- GIVEN RECORDS:
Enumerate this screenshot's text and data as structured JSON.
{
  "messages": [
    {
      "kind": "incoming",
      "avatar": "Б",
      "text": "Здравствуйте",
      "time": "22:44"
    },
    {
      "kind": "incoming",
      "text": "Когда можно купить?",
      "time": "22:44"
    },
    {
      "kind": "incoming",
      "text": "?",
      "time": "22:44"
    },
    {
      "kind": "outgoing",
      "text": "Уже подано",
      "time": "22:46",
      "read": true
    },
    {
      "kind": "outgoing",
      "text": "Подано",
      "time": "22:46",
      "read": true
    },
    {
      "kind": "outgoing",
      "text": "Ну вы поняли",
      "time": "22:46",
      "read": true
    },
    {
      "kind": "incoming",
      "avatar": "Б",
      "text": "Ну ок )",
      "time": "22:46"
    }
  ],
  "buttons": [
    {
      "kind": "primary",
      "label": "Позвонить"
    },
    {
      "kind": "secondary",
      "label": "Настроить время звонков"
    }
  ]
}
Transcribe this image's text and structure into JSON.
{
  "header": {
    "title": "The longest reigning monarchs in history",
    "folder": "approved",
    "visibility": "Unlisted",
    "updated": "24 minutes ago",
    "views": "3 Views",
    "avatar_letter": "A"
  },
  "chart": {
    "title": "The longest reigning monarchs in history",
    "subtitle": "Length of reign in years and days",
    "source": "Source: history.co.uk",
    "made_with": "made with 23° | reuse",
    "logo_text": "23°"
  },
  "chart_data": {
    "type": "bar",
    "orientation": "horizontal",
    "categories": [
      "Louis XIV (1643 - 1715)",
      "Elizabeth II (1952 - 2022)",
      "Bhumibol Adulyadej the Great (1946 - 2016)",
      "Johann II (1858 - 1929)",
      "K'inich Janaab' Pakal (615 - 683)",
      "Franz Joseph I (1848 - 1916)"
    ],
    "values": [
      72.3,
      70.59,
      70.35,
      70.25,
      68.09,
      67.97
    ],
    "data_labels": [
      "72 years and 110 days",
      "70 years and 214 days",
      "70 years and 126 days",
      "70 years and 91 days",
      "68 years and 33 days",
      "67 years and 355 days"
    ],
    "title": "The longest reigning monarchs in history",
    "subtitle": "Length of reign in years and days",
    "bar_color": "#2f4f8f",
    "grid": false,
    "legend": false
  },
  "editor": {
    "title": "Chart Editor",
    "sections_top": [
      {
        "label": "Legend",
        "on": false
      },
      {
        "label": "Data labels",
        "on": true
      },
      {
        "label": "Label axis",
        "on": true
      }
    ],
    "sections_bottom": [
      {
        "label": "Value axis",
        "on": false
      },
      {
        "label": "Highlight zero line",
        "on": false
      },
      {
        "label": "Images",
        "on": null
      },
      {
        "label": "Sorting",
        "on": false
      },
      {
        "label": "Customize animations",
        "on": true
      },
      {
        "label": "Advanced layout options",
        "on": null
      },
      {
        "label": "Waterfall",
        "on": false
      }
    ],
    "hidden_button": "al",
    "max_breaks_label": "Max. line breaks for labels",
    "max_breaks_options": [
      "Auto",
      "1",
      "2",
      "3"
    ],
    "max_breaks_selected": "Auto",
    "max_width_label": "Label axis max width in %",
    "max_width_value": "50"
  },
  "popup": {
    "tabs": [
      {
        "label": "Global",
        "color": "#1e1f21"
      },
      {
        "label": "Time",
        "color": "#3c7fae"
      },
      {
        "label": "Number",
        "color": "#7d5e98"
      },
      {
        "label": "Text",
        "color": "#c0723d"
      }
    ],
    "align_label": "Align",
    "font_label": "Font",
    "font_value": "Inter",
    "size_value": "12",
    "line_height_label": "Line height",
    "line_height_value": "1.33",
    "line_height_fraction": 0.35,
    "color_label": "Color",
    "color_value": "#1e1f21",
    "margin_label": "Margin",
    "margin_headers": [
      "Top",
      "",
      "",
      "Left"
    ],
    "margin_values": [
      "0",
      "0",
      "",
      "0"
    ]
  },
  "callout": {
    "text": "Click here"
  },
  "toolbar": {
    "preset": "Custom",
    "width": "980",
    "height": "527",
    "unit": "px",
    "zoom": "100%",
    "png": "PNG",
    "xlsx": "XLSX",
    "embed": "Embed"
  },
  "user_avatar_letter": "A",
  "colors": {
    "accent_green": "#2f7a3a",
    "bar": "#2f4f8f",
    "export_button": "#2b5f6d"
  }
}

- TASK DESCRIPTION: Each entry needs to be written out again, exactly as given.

- SOLUTION TO THE PROBLEM:
Enumerate this screenshot's text and data as structured JSON.
{
  "messages": [
    {
      "kind": "incoming",
      "avatar": "Б",
      "text": "Здравствуйте",
      "time": "22:44"
    },
    {
      "kind": "incoming",
      "text": "Когда можно купить?",
      "time": "22:44"
    },
    {
      "kind": "incoming",
      "text": "?",
      "time": "22:44"
    },
    {
      "kind": "outgoing",
      "text": "Уже подано",
      "time": "22:46",
      "read": true
    },
    {
      "kind": "outgoing",
      "text": "Подано",
      "time": "22:46",
      "read": true
    },
    {
      "kind": "outgoing",
      "text": "Ну вы поняли",
      "time": "22:46",
      "read": true
    },
    {
      "kind": "incoming",
      "avatar": "Б",
      "text": "Ну ок )",
      "time": "22:46"
    }
  ],
  "buttons": [
    {
      "kind": "primary",
      "label": "Позвонить"
    },
    {
      "kind": "secondary",
      "label": "Настроить время звонков"
    }
  ]
}
Transcribe this image's text and structure into JSON.
{
  "header": {
    "title": "The longest reigning monarchs in history",
    "folder": "approved",
    "visibility": "Unlisted",
    "updated": "24 minutes ago",
    "views": "3 Views",
    "avatar_letter": "A"
  },
  "chart": {
    "title": "The longest reigning monarchs in history",
    "subtitle": "Length of reign in years and days",
    "source": "Source: history.co.uk",
    "made_with": "made with 23° | reuse",
    "logo_text": "23°"
  },
  "chart_data": {
    "type": "bar",
    "orientation": "horizontal",
    "categories": [
      "Louis XIV (1643 - 1715)",
      "Elizabeth II (1952 - 2022)",
      "Bhumibol Adulyadej the Great (1946 - 2016)",
      "Johann II (1858 - 1929)",
      "K'inich Janaab' Pakal (615 - 683)",
      "Franz Joseph I (1848 - 1916)"
    ],
    "values": [
      72.3,
      70.59,
      70.35,
      70.25,
      68.09,
      67.97
    ],
    "data_labels": [
      "72 years and 110 days",
      "70 years and 214 days",
      "70 years and 126 days",
      "70 years and 91 days",
      "68 years and 33 days",
      "67 years and 355 days"
    ],
    "title": "The longest reigning monarchs in history",
    "subtitle": "Length of reign in years and days",
    "bar_color": "#2f4f8f",
    "grid": false,
    "legend": false
  },
  "editor": {
    "title": "Chart Editor",
    "sections_top": [
      {
        "label": "Legend",
        "on": false
      },
      {
        "label": "Data labels",
        "on": true
      },
      {
        "label": "Label axis",
        "on": true
      }
    ],
    "sections_bottom": [
      {
        "label": "Value axis",
        "on": false
      },
      {
        "label": "Highlight zero line",
        "on": false
      },
      {
        "label": "Images",
        "on": null
      },
      {
        "label": "Sorting",
        "on": false
      },
      {
        "label": "Customize animations",
        "on": true
      },
      {
        "label": "Advanced layout options",
        "on": null
      },
      {
        "label": "Waterfall",
        "on": false
      }
    ],
    "hidden_button": "al",
    "max_breaks_label": "Max. line breaks for labels",
    "max_breaks_options": [
      "Auto",
      "1",
      "2",
      "3"
    ],
    "max_breaks_selected": "Auto",
    "max_width_label": "Label axis max width in %",
    "max_width_value": "50"
  },
  "popup": {
    "tabs": [
      {
        "label": "Global",
        "color": "#1e1f21"
      },
      {
        "label": "Time",
        "color": "#3c7fae"
      },
      {
        "label": "Number",
        "color": "#7d5e98"
      },
      {
        "label": "Text",
        "color": "#c0723d"
      }
    ],
    "align_label": "Align",
    "font_label": "Font",
    "font_value": "Inter",
    "size_value": "12",
    "line_height_label": "Line height",
    "line_height_value": "1.33",
    "line_height_fraction": 0.35,
    "color_label": "Color",
    "color_value": "#1e1f21",
    "margin_label": "Margin",
    "margin_headers": [
      "Top",
      "",
      "",
      "Left"
    ],
    "margin_values": [
      "0",
      "0",
      "",
      "0"
    ]
  },
  "callout": {
    "text": "Click here"
  },
  "toolbar": {
    "preset": "Custom",
    "width": "980",
    "height": "527",
    "unit": "px",
    "zoom": "100%",
    "png": "PNG",
    "xlsx": "XLSX",
    "embed": "Embed"
  },
  "user_avatar_letter": "A",
  "colors": {
    "accent_green": "#2f7a3a",
    "bar": "#2f4f8f",
    "export_button": "#2b5f6d"
  }
}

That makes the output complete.